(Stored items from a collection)
________________________

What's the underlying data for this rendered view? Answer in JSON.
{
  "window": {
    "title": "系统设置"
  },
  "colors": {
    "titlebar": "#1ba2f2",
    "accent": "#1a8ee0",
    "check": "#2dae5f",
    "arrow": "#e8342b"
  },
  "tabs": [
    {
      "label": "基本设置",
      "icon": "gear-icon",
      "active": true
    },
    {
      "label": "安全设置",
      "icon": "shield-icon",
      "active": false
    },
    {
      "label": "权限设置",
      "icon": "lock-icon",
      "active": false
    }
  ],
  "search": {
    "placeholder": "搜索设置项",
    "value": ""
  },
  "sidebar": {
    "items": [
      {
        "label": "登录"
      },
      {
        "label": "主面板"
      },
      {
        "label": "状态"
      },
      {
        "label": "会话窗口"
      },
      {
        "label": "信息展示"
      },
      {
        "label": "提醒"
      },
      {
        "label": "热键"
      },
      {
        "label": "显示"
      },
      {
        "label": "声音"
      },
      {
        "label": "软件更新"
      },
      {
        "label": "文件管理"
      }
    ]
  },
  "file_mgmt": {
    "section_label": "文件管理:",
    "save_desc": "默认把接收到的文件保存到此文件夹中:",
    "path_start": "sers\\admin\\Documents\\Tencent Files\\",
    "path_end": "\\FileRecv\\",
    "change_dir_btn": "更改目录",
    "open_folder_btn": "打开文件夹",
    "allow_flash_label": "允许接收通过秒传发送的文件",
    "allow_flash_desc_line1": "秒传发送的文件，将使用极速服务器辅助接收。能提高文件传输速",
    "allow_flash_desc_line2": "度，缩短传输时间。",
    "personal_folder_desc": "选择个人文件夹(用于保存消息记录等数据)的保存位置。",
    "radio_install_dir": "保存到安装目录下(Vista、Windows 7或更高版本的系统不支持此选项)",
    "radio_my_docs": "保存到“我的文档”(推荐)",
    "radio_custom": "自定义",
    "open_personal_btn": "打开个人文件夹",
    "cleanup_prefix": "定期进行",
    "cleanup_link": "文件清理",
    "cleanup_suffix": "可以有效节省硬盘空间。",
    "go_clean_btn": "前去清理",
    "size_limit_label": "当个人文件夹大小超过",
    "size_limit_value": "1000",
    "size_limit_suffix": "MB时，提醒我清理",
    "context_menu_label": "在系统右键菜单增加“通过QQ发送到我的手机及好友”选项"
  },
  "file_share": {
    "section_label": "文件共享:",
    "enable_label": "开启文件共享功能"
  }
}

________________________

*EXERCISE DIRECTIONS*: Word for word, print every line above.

*WRITTEN RESPONSE*:
What's the underlying data for this rendered view? Answer in JSON.
{
  "window": {
    "title": "系统设置"
  },
  "colors": {
    "titlebar": "#1ba2f2",
    "accent": "#1a8ee0",
    "check": "#2dae5f",
    "arrow": "#e8342b"
  },
  "tabs": [
    {
      "label": "基本设置",
      "icon": "gear-icon",
      "active": true
    },
    {
      "label": "安全设置",
      "icon": "shield-icon",
      "active": false
    },
    {
      "label": "权限设置",
      "icon": "lock-icon",
      "active": false
    }
  ],
  "search": {
    "placeholder": "搜索设置项",
    "value": ""
  },
  "sidebar": {
    "items": [
      {
        "label": "登录"
      },
      {
        "label": "主面板"
      },
      {
        "label": "状态"
      },
      {
        "label": "会话窗口"
      },
      {
        "label": "信息展示"
      },
      {
        "label": "提醒"
      },
      {
        "label": "热键"
      },
      {
        "label": "显示"
      },
      {
        "label": "声音"
      },
      {
        "label": "软件更新"
      },
      {
        "label": "文件管理"
      }
    ]
  },
  "file_mgmt": {
    "section_label": "文件管理:",
    "save_desc": "默认把接收到的文件保存到此文件夹中:",
    "path_start": "sers\\admin\\Documents\\Tencent Files\\",
    "path_end": "\\FileRecv\\",
    "change_dir_btn": "更改目录",
    "open_folder_btn": "打开文件夹",
    "allow_flash_label": "允许接收通过秒传发送的文件",
    "allow_flash_desc_line1": "秒传发送的文件，将使用极速服务器辅助接收。能提高文件传输速",
    "allow_flash_desc_line2": "度，缩短传输时间。",
    "personal_folder_desc": "选择个人文件夹(用于保存消息记录等数据)的保存位置。",
    "radio_install_dir": "保存到安装目录下(Vista、Windows 7或更高版本的系统不支持此选项)",
    "radio_my_docs": "保存到“我的文档”(推荐)",
    "radio_custom": "自定义",
    "open_personal_btn": "打开个人文件夹",
    "cleanup_prefix": "定期进行",
    "cleanup_link": "文件清理",
    "cleanup_suffix": "可以有效节省硬盘空间。",
    "go_clean_btn": "前去清理",
    "size_limit_label": "当个人文件夹大小超过",
    "size_limit_value": "1000",
    "size_limit_suffix": "MB时，提醒我清理",
    "context_menu_label": "在系统右键菜单增加“通过QQ发送到我的手机及好友”选项"
  },
  "file_share": {
    "section_label": "文件共享:",
    "enable_label": "开启文件共享功能"
  }
}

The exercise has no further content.